5. Toast your way through South Africa’s vineyards
South Africa is famous for many things, but one of the country’s most famous exports to Europe, America and the world (besides its people) is fantastic wine. South African wine is drunk all over the world, and the Cape Vinelands surrounding Cape Town is where the magic happens.
If you drive from Cape Town to these vineyards, you’ll find rolling grape fields and historic estates as far as the eye can see. Stop off at practically any one of the dozens of farms to enjoy a free wine tasting and history lesson on some of the world’s most famous and popular beverages.
4. Be Bond, James Bond at the country’s best casino
Cape Town’s and in fact South Africa’s largest casino and entertainment venue is the Sun International Grandwest, the only casino in Cape Town and a source of 24/7 entertainment, fine dining and award-winning bars.
Even if you aren’t familiar with the many casino games on offer, including blackjack, roulette, slots and poker, there is always something to do at Grandwest. Try out some of the fantastic cocktail bars or highly-rated restaurants, or even catch a live performance from some of the world’s most famous acts.
Of course, these days there’s no excuse not to hit the tables and try your luck at least a little. Don’t know the rules? Just log on to one of many online casinos and take a spin at some of the world’s most popular classic casino games like roulette or slots for free. By the time you hit Grandwest, you’ll be an expert.
3. Get up close and personal with nature’s most fearsome predator
There is simply no greater adrenaline rush than this ultimate animal sightseeing thrill. The ocean’s most fearsome, terrifying, magnificent and indeed misunderstood creature is without a doubt the mighty Great White Shark.
South Africa, with its warm waters and expansive coastline, is known as the Shark Capital of the World, with more than 400 species of shark – including the infamous Great White – swimming around the African coast.
If you’re an action junkie, nature lover or deep-sea aficionado then you absolutely have to take a shuttle service from Cape Town to nearby Gansbaai and cross this off your bucket list. You’ll be taking the plunge into shark-infested waters inside a cage to observe and interact with some of the world’s most formidable apex predators.
2. Eat the world’s best barbecue food – South African Braai
If there are any Americans reading this, particularly from Texas, Louisiana, Georgia or any of the other southern states whose pride and joy is their (admittedly delicious) barbecue food, they’re probably apoplectic with rage at the title of this entry. Sorry, ya’ll – South African Braai is the indisputable king of grilling dead animal flesh.
The word braai comes from the Afrikaans for barbecue or grill, brraivleis. Traditionally made with wood, the word braai refers generally to a casual gathering of people for grilled meat, just like an American or European barbecue. They are similar to potluck parties, with everyone encouraged to bring their own, often marinated, cuts.

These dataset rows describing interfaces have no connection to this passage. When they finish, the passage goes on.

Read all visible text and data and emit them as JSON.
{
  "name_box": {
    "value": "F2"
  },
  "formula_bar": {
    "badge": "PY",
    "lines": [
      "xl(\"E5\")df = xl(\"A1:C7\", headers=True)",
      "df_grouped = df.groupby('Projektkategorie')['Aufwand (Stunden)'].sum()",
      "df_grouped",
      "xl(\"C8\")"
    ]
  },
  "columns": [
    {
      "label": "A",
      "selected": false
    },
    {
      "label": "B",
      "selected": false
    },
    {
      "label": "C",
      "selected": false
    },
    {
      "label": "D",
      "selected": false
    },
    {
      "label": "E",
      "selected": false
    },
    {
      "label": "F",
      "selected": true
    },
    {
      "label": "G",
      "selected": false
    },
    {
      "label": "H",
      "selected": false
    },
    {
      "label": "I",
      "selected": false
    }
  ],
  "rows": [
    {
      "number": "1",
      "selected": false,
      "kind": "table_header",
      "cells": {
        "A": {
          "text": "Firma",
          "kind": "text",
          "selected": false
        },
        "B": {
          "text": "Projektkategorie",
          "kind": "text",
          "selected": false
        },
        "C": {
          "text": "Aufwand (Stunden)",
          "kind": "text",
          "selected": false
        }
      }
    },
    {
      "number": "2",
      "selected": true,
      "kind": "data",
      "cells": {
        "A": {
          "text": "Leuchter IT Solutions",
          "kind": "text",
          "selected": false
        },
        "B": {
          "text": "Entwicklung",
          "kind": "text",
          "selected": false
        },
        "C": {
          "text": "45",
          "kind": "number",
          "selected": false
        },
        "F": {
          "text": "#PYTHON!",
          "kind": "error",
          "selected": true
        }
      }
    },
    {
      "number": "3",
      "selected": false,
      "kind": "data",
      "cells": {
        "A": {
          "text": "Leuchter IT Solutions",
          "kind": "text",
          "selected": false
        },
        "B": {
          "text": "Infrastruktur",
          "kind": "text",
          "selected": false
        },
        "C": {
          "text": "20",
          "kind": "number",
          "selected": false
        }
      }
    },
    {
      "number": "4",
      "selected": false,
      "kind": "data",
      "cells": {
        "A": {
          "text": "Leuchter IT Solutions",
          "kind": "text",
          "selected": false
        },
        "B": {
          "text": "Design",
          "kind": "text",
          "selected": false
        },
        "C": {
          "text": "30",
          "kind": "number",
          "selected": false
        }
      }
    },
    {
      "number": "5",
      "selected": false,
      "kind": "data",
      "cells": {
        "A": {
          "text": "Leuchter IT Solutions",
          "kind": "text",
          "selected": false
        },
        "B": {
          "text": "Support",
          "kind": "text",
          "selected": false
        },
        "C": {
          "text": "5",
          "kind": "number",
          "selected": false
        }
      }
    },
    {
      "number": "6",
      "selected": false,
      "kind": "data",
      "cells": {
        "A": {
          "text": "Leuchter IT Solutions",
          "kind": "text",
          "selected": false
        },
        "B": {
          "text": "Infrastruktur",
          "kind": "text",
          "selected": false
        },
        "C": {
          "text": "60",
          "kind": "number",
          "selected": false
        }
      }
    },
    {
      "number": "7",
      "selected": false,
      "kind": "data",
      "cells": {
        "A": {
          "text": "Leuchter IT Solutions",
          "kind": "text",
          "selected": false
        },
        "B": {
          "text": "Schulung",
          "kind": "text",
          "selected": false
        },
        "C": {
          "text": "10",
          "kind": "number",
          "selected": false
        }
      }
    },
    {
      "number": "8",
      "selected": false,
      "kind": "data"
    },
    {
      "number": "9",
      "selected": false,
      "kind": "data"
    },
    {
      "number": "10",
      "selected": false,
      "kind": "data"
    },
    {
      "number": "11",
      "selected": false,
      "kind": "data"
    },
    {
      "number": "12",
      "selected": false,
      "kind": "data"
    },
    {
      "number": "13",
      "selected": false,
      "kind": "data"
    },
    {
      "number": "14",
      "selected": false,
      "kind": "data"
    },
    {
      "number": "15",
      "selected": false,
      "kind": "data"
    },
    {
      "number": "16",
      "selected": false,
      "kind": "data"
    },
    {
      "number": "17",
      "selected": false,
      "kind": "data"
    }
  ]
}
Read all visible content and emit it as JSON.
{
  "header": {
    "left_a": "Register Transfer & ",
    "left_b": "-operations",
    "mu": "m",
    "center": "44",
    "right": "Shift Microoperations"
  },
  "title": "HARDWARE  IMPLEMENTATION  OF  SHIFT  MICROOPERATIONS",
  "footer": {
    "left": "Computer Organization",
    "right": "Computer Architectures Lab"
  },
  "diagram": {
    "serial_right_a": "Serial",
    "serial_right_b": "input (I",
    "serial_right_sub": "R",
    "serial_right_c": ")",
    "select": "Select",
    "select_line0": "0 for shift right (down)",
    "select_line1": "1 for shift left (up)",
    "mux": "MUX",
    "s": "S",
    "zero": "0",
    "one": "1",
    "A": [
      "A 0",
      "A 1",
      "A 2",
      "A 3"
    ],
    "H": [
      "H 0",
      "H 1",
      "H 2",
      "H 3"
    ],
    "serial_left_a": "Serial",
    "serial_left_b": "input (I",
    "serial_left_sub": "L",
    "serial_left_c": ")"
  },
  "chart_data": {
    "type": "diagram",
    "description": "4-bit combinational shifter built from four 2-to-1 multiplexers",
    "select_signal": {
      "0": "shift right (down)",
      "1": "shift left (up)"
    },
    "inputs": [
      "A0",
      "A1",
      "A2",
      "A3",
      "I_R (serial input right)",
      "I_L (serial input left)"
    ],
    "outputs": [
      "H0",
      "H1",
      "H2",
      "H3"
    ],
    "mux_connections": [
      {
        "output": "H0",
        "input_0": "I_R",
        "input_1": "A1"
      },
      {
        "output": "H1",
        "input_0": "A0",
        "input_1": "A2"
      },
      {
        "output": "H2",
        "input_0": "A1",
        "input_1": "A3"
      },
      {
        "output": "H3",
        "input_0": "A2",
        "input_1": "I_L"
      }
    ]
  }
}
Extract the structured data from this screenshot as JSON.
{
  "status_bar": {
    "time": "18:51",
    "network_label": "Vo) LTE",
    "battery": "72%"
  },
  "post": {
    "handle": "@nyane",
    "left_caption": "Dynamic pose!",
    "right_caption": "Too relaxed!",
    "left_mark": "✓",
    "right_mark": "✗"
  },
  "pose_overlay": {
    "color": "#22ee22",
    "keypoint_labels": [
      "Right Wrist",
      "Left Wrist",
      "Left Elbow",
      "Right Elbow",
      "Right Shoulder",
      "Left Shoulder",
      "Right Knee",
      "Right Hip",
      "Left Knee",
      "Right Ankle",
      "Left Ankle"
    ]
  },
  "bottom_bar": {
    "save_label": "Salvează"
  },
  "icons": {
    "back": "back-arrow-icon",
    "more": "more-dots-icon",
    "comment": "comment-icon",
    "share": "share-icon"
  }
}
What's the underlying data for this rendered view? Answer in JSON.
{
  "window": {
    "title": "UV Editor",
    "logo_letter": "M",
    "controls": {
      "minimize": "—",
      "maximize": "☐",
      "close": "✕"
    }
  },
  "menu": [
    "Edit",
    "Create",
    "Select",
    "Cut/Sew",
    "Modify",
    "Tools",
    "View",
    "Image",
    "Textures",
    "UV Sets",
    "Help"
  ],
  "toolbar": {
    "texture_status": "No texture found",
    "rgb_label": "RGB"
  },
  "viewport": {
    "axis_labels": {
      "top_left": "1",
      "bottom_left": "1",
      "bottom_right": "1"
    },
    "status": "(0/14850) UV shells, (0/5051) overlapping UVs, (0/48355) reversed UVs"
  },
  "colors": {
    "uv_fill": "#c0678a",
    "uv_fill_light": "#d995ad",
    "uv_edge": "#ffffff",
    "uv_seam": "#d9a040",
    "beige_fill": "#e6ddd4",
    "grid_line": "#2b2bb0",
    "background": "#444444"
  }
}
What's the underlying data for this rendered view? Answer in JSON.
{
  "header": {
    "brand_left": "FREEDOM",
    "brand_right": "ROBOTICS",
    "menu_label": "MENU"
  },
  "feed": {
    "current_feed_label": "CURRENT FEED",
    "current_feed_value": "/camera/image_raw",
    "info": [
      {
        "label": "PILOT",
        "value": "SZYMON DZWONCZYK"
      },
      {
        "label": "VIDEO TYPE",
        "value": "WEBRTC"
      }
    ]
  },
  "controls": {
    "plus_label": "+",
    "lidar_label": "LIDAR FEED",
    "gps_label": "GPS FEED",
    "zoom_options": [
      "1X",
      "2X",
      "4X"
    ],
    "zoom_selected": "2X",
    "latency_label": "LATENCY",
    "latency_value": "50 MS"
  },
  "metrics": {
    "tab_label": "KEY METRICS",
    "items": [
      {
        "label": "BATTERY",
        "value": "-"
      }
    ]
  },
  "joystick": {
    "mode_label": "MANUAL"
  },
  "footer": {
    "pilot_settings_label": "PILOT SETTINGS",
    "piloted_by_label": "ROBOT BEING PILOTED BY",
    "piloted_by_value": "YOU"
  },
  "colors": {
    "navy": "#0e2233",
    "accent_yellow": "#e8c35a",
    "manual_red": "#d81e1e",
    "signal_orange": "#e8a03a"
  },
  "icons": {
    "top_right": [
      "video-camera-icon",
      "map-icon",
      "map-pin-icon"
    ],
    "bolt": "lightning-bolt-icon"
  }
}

There is quite simply no barbecue like South African barbecue, which fuels several of Cape Town’s best restaurants. We can’t possibly list them all here, but there are many spots in Cape Town featuring fantastic music, meat and mood that you won’t want to miss.
1. Climb Table Mountain and then jump off (seriously)
Just outside Cape Town is one of South Africa, and indeed the world’s, most iconic landmarks. The flat-topped Table Mountain overlooks Cape Town and anyone visiting South Africa will be missing out if they don’t take the opportunity to gaze from the plateau over the city and lands some 1,055 metres (3,461 feet) beneath them.
The mountain can be climbed on foot with no equipment, though the way up (despite being beautifully and breathtakingly scenic) is not for the unfit. Fortunately for those of us who ate a little too much braai, the Table Mountain Aerial Cableway can take you up the mountain.
Of course, if you want a faster way down, you can simply jump off. No, we’re not kidding; a quintessential part of the Table Mountain experience is the 112-metre (367 feet) abseil down one of the mountain’s many sheer cliff faces.